I don't really understand how my body works. Not in the medical sense, you understand... the more exposure I've had to the wonders of medical science in the last few years, the more I'm realising how little anybody knows; I've seen some amazing high definition images of my own brain, and not only did I not have a clue what I was looking at, but it's fascinating how little some of the most eminent neurologists in the country were able to deduce from these amazing pictures too. When I was diagnosed with MS and fell into the capable hands of the NHS, I was told to listen to my body and to look out for patterns that would give a clue about what made me feel worse so that I could avoid it.

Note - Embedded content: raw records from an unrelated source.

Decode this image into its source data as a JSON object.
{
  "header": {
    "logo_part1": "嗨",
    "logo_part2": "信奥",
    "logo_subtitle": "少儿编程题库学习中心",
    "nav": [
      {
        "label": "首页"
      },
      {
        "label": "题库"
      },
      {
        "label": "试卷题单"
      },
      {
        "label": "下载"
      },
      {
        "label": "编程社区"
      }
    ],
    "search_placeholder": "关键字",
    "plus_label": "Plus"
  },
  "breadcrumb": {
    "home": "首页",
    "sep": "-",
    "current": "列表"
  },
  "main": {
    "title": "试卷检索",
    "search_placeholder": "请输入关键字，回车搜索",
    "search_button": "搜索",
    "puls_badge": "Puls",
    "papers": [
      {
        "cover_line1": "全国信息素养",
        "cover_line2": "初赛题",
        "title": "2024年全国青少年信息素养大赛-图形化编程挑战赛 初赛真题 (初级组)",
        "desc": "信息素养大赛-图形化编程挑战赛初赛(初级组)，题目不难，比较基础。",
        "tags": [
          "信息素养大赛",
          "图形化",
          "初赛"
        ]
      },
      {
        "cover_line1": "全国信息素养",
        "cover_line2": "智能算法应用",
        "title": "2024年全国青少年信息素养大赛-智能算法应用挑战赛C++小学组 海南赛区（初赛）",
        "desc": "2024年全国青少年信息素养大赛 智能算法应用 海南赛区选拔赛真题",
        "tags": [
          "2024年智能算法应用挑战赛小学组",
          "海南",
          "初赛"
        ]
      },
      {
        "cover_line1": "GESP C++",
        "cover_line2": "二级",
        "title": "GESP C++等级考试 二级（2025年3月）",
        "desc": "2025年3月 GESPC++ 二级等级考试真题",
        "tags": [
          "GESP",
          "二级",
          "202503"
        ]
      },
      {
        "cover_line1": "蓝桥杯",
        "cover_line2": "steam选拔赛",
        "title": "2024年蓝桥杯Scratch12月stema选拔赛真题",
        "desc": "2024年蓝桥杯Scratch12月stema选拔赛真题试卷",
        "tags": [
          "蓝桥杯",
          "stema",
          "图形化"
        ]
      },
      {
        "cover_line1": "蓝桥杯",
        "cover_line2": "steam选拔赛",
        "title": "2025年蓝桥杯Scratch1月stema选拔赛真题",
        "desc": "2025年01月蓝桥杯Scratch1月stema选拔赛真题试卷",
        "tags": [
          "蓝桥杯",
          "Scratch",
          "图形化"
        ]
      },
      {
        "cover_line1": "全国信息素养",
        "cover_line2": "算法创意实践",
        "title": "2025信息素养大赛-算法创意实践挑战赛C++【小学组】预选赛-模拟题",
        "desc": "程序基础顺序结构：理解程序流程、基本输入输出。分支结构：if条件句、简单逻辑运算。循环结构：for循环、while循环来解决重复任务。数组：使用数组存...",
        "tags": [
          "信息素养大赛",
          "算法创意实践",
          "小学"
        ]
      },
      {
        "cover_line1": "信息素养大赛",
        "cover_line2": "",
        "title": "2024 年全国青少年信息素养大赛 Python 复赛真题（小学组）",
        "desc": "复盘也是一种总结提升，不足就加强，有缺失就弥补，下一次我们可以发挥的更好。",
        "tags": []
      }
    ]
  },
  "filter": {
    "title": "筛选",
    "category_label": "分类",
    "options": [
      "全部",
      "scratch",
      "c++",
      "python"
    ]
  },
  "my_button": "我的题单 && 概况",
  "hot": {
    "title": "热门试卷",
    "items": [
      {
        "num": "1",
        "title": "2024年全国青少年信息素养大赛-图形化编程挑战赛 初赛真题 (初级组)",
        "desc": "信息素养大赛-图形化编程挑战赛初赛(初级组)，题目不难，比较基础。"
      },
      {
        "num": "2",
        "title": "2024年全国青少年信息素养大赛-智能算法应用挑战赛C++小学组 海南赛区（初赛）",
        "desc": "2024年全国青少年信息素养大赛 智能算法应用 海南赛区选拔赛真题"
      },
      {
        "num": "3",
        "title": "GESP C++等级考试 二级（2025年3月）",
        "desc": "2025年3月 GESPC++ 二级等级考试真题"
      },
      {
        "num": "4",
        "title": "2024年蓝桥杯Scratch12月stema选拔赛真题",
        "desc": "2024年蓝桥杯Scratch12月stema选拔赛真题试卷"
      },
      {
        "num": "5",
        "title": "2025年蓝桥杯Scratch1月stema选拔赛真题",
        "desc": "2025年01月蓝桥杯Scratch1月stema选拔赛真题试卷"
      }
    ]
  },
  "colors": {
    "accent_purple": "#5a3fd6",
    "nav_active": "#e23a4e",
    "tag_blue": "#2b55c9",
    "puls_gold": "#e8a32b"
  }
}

A common example is heat: lots of people with MS find that their symptoms flare up as the temperature rises. You can buy special vests that help you keep your core body temperature down. Heat doesn't really seem to bother me though, but I seem to struggle when I get cold and football in the winter is a nightmare as I lose sensation in my arms from the shoulders down.... but I don't have any problems when I go skiing in much colder temperatures. None at all. Go figure.

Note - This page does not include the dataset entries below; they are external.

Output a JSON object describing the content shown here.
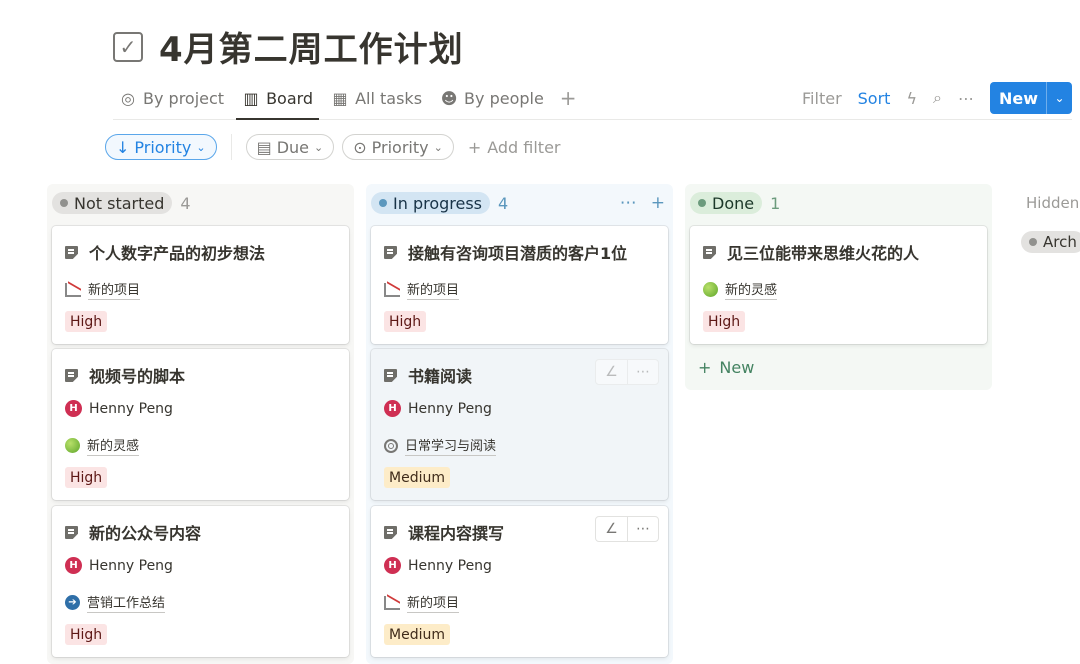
{
  "page": {
    "title": "4月第二周工作计划",
    "title_icon": "checkbox-icon"
  },
  "views": [
    {
      "label": "By project",
      "icon": "target-icon",
      "active": false
    },
    {
      "label": "Board",
      "icon": "board-icon",
      "active": true
    },
    {
      "label": "All tasks",
      "icon": "table-icon",
      "active": false
    },
    {
      "label": "By people",
      "icon": "people-icon",
      "active": false
    }
  ],
  "toolbar": {
    "filter_label": "Filter",
    "sort_label": "Sort",
    "new_label": "New"
  },
  "filters": {
    "sort_chip": "Priority",
    "due_chip": "Due",
    "priority_chip": "Priority",
    "add_filter": "Add filter"
  },
  "columns": [
    {
      "status": "Not started",
      "count": "4",
      "color": "#e3e2e0",
      "cards": [
        {
          "title": "个人数字产品的初步想法",
          "props": [
            {
              "kind": "relation",
              "icon": "chart-emoji",
              "text": "新的项目"
            }
          ],
          "priority": "High"
        },
        {
          "title": "视频号的脚本",
          "props": [
            {
              "kind": "person",
              "initial": "H",
              "text": "Henny Peng"
            },
            {
              "kind": "relation",
              "icon": "apple-emoji",
              "text": "新的灵感"
            }
          ],
          "priority": "High"
        },
        {
          "title": "新的公众号内容",
          "props": [
            {
              "kind": "person",
              "initial": "H",
              "text": "Henny Peng"
            },
            {
              "kind": "relation",
              "icon": "arrow-emoji",
              "text": "营销工作总结"
            }
          ],
          "priority": "High"
        }
      ]
    },
    {
      "status": "In progress",
      "count": "4",
      "color": "#d3e5f3",
      "cards": [
        {
          "title": "接触有咨询项目潜质的客户1位",
          "props": [
            {
              "kind": "relation",
              "icon": "chart-emoji",
              "text": "新的项目"
            }
          ],
          "priority": "High"
        },
        {
          "title": "书籍阅读",
          "props": [
            {
              "kind": "person",
              "initial": "H",
              "text": "Henny Peng"
            },
            {
              "kind": "relation",
              "icon": "target-icon",
              "text": "日常学习与阅读"
            }
          ],
          "priority": "Medium"
        },
        {
          "title": "课程内容撰写",
          "props": [
            {
              "kind": "person",
              "initial": "H",
              "text": "Henny Peng"
            },
            {
              "kind": "relation",
              "icon": "chart-emoji",
              "text": "新的项目"
            }
          ],
          "priority": "Medium"
        }
      ]
    },
    {
      "status": "Done",
      "count": "1",
      "color": "#dbeddb",
      "cards": [
        {
          "title": "见三位能带来思维火花的人",
          "props": [
            {
              "kind": "relation",
              "icon": "apple-emoji",
              "text": "新的灵感"
            }
          ],
          "priority": "High"
        }
      ],
      "new_label": "New"
    }
  ],
  "hidden": {
    "label": "Hidden",
    "group": "Arch"
  }
}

I just can't spot patterns in my symptoms. I know I'm supposed to be careful with my training too, making sure that I don't work myself too hard.... not forgetting that I first developed symptoms when I was training for the London Triathlon back in 2005, and just maybe it was all the extra exertion that brought on the attack. I do try to be careful and to listen to what my body tells me, but the truth is that I flog myself, as if conquering my MS was a simple question of mind over matter. Some days I'm more tired than others; some days I can hardly feel my feet; some days I can't feel my thigh muscles; some days my cheek goes numb or I can hardly lift my arms above my head. None of it really seems to stop me, but I have no idea why some days are worse than others.
When I woke up this morning, I was feeling my symptoms more heavily than usual. To be honest, I wasn't too surprised: I'd injected on Tuesday, so it probably wasn't anything to do with that, but I had been out at the pub quiz on Wednesday night and had a few pints and a late-ish night. I have no idea why, but a combination of those two things sometimes causes my symptoms to flare (although never yet at Glastonbury, I'm relieved to say). I felt basically okay though, so apart from having a couple of ibuprofen and one of my amantadine pep pills, I just got on with my day... as if I have any other choice anyway.
It was football tonight, and as I've said here many times before, this is one exercise that I find the hardest. There's something about the stop/start, up/down nature of 5-a-side football that I find so much harder than the relentless plod of a run. You only have to motivate yourself to get started once when you're out running, and then it's a case of having the will power to keep going. In football, you have to motivate yourself to go up and down the pitch all the time, and somehow that's much more problematic for me. Tonight I was playing on a team of 4 against a team of 5. We played for 80 minutes, and I barely stopped running... up and down, up and down. I felt good and chased around after the ball for most of the game, really working hard to cover back when we lost the ball. I've no idea why I didn't feel exhausted or find the running difficult, but I was more than happy to roll with it.
.... now all I need to do is to learn not to panic when in possession of the ball, to improve my first touch, to shoot more often and more accurately and to stop needlessly giving the ball away, and I might actually be of some bloody use on a football pitch.
One step at a time though, eh?
Stupid body. Maybe the numbskulls are asleep at the wheel?